WHAT YOU ARE ASKED TO DO: Copy out each line below containing "Softpedia".

Entries from a dataset of interfaces
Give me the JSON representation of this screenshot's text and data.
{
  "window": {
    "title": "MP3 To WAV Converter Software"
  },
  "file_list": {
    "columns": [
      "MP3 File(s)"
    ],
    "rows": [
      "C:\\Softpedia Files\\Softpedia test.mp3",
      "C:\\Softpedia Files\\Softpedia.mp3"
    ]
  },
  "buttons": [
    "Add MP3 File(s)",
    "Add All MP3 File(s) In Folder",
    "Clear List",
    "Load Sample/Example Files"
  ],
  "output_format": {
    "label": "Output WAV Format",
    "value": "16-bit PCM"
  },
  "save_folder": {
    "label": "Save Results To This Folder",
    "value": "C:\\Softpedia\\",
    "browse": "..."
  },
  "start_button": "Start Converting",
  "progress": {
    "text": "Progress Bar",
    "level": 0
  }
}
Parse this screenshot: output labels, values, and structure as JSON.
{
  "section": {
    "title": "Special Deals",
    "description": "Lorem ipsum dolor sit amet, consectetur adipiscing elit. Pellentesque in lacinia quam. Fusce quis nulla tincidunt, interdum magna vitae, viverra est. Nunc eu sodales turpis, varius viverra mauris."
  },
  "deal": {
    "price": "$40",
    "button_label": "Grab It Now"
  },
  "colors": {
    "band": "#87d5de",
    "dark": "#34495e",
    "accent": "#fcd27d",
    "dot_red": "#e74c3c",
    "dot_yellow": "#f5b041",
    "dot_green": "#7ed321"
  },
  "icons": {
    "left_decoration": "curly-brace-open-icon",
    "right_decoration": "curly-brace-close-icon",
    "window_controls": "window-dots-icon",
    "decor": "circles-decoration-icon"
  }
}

OUTPUT FOR THIS TASK:
      "C:\\Softpedia Files\\Softpedia test.mp3",
      "C:\\Softpedia Files\\Softpedia.mp3"
    "value": "C:\\Softpedia\\",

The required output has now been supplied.